The Talk

So, I’m walking home tonight from my nightly walk and I get about two blocks from my street and I see three police squad cars – lights flashing brilliantly – blocking off a street just ahead of me across from the NIH. As I get closer I notice they are surrounding a car that looks like a tan Chevy Malibu and sitting behind the steering wheel with the door open, is a young white male. He listens passively as an officer leans over the door and talks to him. Standing beside another squad car are two other young white males; one with his arms crossed and the other with his arms hung listlessly in front of him, as two officers talk to them. None of the young men are handcuffed.

However, as I cross the street and get a closer look, I notice a third young person; a black male standing beside the third scout car and he is handcuffed. I slow down for a minute to take it all in, and stare intensely at the black youth, who I know saw me (it was about 11:30 pm and I was the only person on the street), but he stares straight ahead, not saying a word.

I don’t know any of the kids, and I have no idea what the circumstances are. They could be serial killers, or Facebook killers, or drug cartel members, bank robbers, Russian agents, ISIS recruits, or maybe just a bunch of dumb teenagers out joyriding after curfew. Who knows? But seeing that young black boy handcuffed while it appeared the white youths were receiving a good tongue lashing from the all-white police officers, irritated the hell out of me. I know I am being grossly unfair and presumptuous, but it hit too close to home.

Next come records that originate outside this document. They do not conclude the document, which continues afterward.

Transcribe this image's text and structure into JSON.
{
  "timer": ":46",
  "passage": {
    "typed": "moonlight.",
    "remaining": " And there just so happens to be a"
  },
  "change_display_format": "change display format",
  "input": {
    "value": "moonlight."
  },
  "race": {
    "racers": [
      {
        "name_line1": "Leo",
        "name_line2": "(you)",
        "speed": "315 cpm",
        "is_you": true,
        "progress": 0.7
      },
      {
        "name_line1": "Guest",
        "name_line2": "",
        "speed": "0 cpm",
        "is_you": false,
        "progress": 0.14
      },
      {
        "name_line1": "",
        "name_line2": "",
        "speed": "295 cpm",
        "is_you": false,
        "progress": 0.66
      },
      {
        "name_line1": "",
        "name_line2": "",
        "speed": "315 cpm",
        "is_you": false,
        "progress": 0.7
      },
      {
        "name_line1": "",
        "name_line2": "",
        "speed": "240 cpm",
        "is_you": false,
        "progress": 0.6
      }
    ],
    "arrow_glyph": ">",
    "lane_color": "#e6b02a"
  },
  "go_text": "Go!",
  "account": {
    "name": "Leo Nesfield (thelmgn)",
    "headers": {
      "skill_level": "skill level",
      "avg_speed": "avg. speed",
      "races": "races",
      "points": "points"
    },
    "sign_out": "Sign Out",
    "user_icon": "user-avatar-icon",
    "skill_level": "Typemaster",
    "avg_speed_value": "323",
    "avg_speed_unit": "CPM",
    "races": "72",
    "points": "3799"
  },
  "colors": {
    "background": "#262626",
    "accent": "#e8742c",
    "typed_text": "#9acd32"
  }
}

My kids grew up in a community not all that dissimilar from Bethesda, and frankly, had more white friends than black. I had the “talk” with both of them by time they were ten-years-old. And when they reached their teens, they seemed to always be in that kind of situation. I sounded like a broken record constantly, relentlessly, warning them that they absolutely, positively, WILL get arrested and go straight to jail – even if their white friends did not – if they were stopped by the police due to some kind of violation of the law. It did not matter whether they were innocent of any crime or violation. And for good measure, I would add that besides ruining their reputation, embarrassing our family, and severely disappointing their grandparents, aunties, uncles and cousins who look up to them, their foolishness would ruin their chances of getting into a good college and possible job in the future.

Fortunately, we never encountered anything major. But I can only imagine what that young boy’s parents are thinking or saying to him tonight, if they have been notified of his arrest. One thing for sure, he needs to hear the “talk” again.


Trevor W. Coleman